The infrastructure cost problem biases the entire report against U.S. cities because their population density is far lower than their European or Asian counterparts. Since infrastructure costs in the U.S. are naturally going to be higher than those abroad, direct price comparisons will not provide real data on whether higher prices for broadband and other services are fair.
While assessing relative price versus cost is problematic, we can make some educated guesses by comparing U.S. companies to their foreign counterparts as well as local municipal providers. Telecom companies in the U.S. appear to have significantly leaner profit margins than those in Europe, as we’ve mentioned before in our broadband report. Moreover, municipal broadband networks like those in Chattanooga or Lafayette end up charging prices similar to those of private providers. While municipal providers have in some cases undercut private providers and pushed them to lower their rates, this is due as much to cheaper financing costs and more densely populated regions, as it is to corporate profits.
And The Future
The final question is whether we are being too complacent and whether we need to take policy action to beef up our broadband or bring down the price. Given that nationwide our low-priced broadband is actually some of the most affordable (according to the ITU report) and that we are holding our own on speed (according to recent Akamai speed rankings), panic seems unwarranted.
The one place we might be worried about is the affordability of high-speed services. We are likely to see large gains in these areas in the future, however, as a payoff for our recent buildout of fiber-optic cables. After overbuilding during the 1990s tech boom, and then a lull, the United States has recovered and put in much more fiber than Europe in recent years, giving us faster and more reliable plans to choose from.
U.S. broadband competitiveness is important, and we must always be wary of powerful market players. But simplistic comparisons that gloss over complicated fee and plan structures and make no effort to examine actual costs to providers are not helping us formulate better policy—instead, by raising alarm where none is due, they prevent us from thinking clearly about what our broadband markets actually look like.
While we understand that the data collection process is a difficult one, some of the NAF data does seem to be suspect.
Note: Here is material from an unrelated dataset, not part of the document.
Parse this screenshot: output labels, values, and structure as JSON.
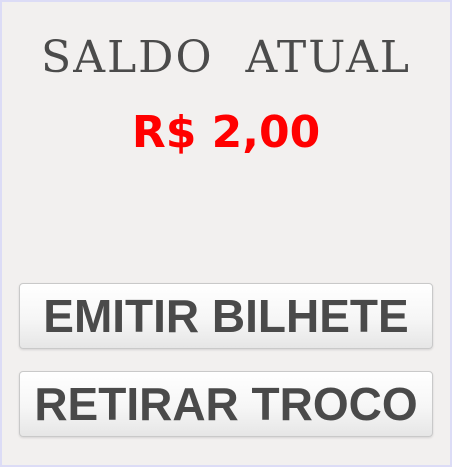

EE (London) does not appear to have 100mbps speeds for their mobile dongles (see this article from April, trumpeting 20 mbps instead).